TORONTO — RJ Barrett made his way from the court as the Knicks morning shootaround came to an end and through the tunnels to a news conference where a horde of local media awaited him. As cameras chronicled his every step, Barrett slowed to peek at locker rooms and hallways he’d seen on television growing up in a Toronto suburb.
For Barrett, who has lived his basketball life on a huge stage and currently claims Madison Square Garden as his home court, this still meant something special. This was his first game back to the place he grew up since joining the NBA. While an illness kept him out of the lineup Sunday night and on the sideline at practice Tuesday, there was no way he would miss this game against the defending champion Raptors.
“For me, I’m very excited,” Barrett said. “It’s basketball. It’s a game. Got to go play free and have fun.
“When I think about coming back here to play my first game, coming to the arena just now for shootaround, I think about all the times my dad took me to a playoff game or I was able to come watch . . . I was able to sit courtside and watch the Hawks play one time. To see all of that and now for me to be able to play this game, it means a lot to me. I’m very excited. I’m going to have fun.”

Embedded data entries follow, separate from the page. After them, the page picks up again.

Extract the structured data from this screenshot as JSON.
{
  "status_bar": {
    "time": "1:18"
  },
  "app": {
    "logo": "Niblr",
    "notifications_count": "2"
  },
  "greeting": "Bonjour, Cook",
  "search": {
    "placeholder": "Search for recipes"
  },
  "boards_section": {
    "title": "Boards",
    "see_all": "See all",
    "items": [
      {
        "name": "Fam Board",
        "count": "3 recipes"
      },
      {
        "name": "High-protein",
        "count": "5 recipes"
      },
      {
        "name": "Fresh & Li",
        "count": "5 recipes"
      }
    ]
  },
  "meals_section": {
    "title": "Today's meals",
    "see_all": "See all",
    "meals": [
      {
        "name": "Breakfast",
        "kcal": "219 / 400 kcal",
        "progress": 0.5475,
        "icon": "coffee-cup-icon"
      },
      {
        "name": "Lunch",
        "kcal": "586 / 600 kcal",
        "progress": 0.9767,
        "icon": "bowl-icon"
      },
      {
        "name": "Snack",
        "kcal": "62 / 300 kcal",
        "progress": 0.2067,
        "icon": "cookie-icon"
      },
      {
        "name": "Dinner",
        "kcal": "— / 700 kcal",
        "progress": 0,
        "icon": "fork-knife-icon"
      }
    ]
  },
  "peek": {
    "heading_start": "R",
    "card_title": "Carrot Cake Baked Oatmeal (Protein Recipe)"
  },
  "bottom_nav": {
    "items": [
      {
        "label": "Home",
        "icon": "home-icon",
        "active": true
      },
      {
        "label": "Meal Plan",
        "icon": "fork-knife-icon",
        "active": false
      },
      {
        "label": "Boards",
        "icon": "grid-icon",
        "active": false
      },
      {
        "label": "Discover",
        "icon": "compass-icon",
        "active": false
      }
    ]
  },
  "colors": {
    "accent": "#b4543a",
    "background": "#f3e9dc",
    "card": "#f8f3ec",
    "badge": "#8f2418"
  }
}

“I just know anytime you go home, you want to perform,” Knicks coach David Fizdale said. “You want to play for your family and friends. I just got to make sure I keep his adrenaline down. I don’t want him running around throwing the ball all over the place.
“Today it felt like we were just in any gym, any other shootaround for him today. I’m expecting him to play well . . . He’s a very steady kid. All the guys I worked with, one thing I take from guys. If you tell them something and they apply it right away, that’s usually a guy that’s pretty special. He’s one of the guys if you show him something, he’s got it. But you have to have a certain amount of focus and maturity to do that. He has that.’’
Barrett estimated he had 300 friends and family coming to the ScotiaBank Arena for this game and still had trouble understanding how, at 19 years old, he was the attraction in this city where just a few years ago he’d been sitting in the stands watching himself.
Now the Canadian media crews were asking him about being the role model for the young kids who watch basketball in this country.
“I don’t really think about it too much like that because in my mind I’m still a kid,” he said. “And I still look up to like, if I see LeBron has a triple-double, I’m still talking to my friends like, ‘Yo, this is crazy.’ But then I’m playing against them. So things haven’t really registered for me yet. But I’m just really humbled and honored that people think of me that way.”
Barrett also announced that he would be playing in the summer for Team Canada — for which his father Rowan Barrett serves as the team’s general manager.
“One hundred percent, I definitely plan on playing for my country this summer,” Barrett said. “I’m very proud to say that. Try to play every summer, as much as I can, so 100 percent planning on playing.
“It’s great. I feel like it’s a way to serve and give back to your country. So many people, especially being a basketball player, an NBA player, so many people give to me, give to us, every day. So for us to give back and make our country proud, this is one of the ways we can do that.”